Data records for software interfaces
*-*-*
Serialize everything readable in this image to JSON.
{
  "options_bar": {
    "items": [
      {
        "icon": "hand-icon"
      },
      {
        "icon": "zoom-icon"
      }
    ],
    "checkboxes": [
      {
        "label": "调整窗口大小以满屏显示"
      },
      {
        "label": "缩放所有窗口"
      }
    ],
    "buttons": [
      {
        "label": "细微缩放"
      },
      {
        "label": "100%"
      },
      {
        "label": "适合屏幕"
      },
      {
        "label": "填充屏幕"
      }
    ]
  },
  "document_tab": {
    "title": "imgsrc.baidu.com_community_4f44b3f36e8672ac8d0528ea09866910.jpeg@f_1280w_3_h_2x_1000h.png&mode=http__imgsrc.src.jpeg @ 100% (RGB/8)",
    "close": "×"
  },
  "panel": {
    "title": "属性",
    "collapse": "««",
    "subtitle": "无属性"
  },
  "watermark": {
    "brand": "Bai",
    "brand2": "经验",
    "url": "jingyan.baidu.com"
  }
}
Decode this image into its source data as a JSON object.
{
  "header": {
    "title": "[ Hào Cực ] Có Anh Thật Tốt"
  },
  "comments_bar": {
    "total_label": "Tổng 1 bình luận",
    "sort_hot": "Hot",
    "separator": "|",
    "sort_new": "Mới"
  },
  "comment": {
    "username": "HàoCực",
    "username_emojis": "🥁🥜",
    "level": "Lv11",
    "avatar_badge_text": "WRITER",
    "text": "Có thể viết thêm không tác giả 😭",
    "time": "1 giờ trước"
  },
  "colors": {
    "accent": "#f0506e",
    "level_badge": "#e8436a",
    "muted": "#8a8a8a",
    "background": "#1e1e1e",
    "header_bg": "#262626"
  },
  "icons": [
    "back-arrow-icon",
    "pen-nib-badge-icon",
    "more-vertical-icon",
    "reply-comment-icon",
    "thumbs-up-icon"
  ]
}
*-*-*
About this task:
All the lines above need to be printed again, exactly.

Solved problem:
Serialize everything readable in this image to JSON.
{
  "options_bar": {
    "items": [
      {
        "icon": "hand-icon"
      },
      {
        "icon": "zoom-icon"
      }
    ],
    "checkboxes": [
      {
        "label": "调整窗口大小以满屏显示"
      },
      {
        "label": "缩放所有窗口"
      }
    ],
    "buttons": [
      {
        "label": "细微缩放"
      },
      {
        "label": "100%"
      },
      {
        "label": "适合屏幕"
      },
      {
        "label": "填充屏幕"
      }
    ]
  },
  "document_tab": {
    "title": "imgsrc.baidu.com_community_4f44b3f36e8672ac8d0528ea09866910.jpeg@f_1280w_3_h_2x_1000h.png&mode=http__imgsrc.src.jpeg @ 100% (RGB/8)",
    "close": "×"
  },
  "panel": {
    "title": "属性",
    "collapse": "««",
    "subtitle": "无属性"
  },
  "watermark": {
    "brand": "Bai",
    "brand2": "经验",
    "url": "jingyan.baidu.com"
  }
}
Decode this image into its source data as a JSON object.
{
  "header": {
    "title": "[ Hào Cực ] Có Anh Thật Tốt"
  },
  "comments_bar": {
    "total_label": "Tổng 1 bình luận",
    "sort_hot": "Hot",
    "separator": "|",
    "sort_new": "Mới"
  },
  "comment": {
    "username": "HàoCực",
    "username_emojis": "🥁🥜",
    "level": "Lv11",
    "avatar_badge_text": "WRITER",
    "text": "Có thể viết thêm không tác giả 😭",
    "time": "1 giờ trước"
  },
  "colors": {
    "accent": "#f0506e",
    "level_badge": "#e8436a",
    "muted": "#8a8a8a",
    "background": "#1e1e1e",
    "header_bg": "#262626"
  },
  "icons": [
    "back-arrow-icon",
    "pen-nib-badge-icon",
    "more-vertical-icon",
    "reply-comment-icon",
    "thumbs-up-icon"
  ]
}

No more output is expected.